What is expected = Go through the listing and copy each line with the string "Directory".

Input data =
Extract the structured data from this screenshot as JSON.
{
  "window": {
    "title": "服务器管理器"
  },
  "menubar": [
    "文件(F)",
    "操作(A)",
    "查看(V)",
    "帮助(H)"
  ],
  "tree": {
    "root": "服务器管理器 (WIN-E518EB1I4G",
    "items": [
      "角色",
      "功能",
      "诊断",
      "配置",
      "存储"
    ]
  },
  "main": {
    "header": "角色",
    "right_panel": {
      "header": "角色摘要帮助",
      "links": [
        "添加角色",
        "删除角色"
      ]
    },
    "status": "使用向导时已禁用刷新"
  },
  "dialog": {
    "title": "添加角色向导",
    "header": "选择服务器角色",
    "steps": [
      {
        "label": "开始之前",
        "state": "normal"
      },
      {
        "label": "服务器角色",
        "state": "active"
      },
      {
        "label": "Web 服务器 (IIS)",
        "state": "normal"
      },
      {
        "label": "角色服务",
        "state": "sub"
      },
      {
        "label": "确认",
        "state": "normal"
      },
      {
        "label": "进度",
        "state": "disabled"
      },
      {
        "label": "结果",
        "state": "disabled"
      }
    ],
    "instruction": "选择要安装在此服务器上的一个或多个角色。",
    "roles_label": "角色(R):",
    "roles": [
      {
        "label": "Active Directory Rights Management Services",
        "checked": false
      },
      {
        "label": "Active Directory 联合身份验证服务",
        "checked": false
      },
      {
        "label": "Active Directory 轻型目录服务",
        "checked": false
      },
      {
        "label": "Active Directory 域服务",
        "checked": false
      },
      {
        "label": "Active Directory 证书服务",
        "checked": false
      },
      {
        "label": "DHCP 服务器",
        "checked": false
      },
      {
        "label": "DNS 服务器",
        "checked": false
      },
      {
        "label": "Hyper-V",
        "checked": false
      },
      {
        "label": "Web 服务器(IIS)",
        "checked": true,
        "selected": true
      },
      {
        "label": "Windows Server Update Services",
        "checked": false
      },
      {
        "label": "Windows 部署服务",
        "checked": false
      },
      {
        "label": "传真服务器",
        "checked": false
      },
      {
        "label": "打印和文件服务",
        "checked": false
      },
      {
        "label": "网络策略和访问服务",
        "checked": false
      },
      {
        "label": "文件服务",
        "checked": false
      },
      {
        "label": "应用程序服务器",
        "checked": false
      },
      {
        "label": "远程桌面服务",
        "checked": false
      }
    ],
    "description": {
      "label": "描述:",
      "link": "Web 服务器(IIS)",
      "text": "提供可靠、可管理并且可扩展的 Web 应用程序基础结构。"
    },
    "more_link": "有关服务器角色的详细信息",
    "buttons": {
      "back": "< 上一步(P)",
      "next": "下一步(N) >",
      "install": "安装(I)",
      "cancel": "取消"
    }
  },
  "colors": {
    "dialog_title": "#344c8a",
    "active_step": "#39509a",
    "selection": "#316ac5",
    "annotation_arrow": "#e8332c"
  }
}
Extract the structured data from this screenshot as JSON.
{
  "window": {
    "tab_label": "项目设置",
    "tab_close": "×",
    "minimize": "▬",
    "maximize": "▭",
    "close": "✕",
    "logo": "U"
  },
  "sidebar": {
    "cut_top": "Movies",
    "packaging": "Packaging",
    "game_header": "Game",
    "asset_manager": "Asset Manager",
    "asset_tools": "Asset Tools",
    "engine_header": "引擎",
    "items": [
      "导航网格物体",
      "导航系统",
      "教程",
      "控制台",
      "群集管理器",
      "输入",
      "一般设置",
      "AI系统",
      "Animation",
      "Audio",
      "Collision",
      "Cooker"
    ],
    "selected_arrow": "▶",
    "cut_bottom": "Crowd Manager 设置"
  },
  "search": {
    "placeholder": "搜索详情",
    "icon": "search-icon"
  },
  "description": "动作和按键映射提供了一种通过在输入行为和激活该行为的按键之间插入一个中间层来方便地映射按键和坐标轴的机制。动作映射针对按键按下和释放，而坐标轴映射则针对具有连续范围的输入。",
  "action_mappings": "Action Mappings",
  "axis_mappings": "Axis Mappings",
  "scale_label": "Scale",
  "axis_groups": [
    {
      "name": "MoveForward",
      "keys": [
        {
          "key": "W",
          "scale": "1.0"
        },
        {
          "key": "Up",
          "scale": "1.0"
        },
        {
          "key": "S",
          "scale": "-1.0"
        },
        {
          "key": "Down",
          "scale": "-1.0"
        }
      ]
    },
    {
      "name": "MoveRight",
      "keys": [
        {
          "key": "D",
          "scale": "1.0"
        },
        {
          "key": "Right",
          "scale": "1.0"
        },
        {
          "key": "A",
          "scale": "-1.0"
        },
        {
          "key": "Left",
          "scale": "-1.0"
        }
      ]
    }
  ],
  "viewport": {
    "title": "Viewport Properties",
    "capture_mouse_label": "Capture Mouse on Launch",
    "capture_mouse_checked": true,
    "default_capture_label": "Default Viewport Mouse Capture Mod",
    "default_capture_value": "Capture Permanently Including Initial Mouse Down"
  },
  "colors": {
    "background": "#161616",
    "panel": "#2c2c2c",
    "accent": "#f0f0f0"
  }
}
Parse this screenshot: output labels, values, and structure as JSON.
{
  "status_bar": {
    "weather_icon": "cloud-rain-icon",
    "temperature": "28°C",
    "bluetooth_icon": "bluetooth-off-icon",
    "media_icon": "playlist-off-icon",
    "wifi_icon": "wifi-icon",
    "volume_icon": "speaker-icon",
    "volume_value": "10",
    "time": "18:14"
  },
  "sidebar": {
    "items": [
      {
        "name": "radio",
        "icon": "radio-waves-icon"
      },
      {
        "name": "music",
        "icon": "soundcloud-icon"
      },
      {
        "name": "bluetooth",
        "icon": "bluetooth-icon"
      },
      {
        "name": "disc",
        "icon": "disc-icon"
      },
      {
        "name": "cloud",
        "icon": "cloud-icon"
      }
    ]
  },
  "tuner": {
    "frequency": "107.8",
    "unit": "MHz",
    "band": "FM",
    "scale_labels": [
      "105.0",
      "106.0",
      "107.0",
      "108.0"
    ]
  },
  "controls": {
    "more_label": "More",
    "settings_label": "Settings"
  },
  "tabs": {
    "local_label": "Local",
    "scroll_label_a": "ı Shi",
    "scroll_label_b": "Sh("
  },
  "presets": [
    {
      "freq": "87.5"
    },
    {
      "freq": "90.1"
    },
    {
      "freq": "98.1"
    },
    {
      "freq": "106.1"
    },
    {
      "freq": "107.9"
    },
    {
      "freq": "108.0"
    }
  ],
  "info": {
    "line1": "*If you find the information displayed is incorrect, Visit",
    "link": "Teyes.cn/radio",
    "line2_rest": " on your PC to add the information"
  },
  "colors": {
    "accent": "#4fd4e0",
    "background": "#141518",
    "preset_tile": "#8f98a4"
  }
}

Exercise result =
        "label": "Active Directory Rights Management Services",
        "label": "Active Directory 联合身份验证服务",
        "label": "Active Directory 轻型目录服务",
        "label": "Active Directory 域服务",
        "label": "Active Directory 证书服务",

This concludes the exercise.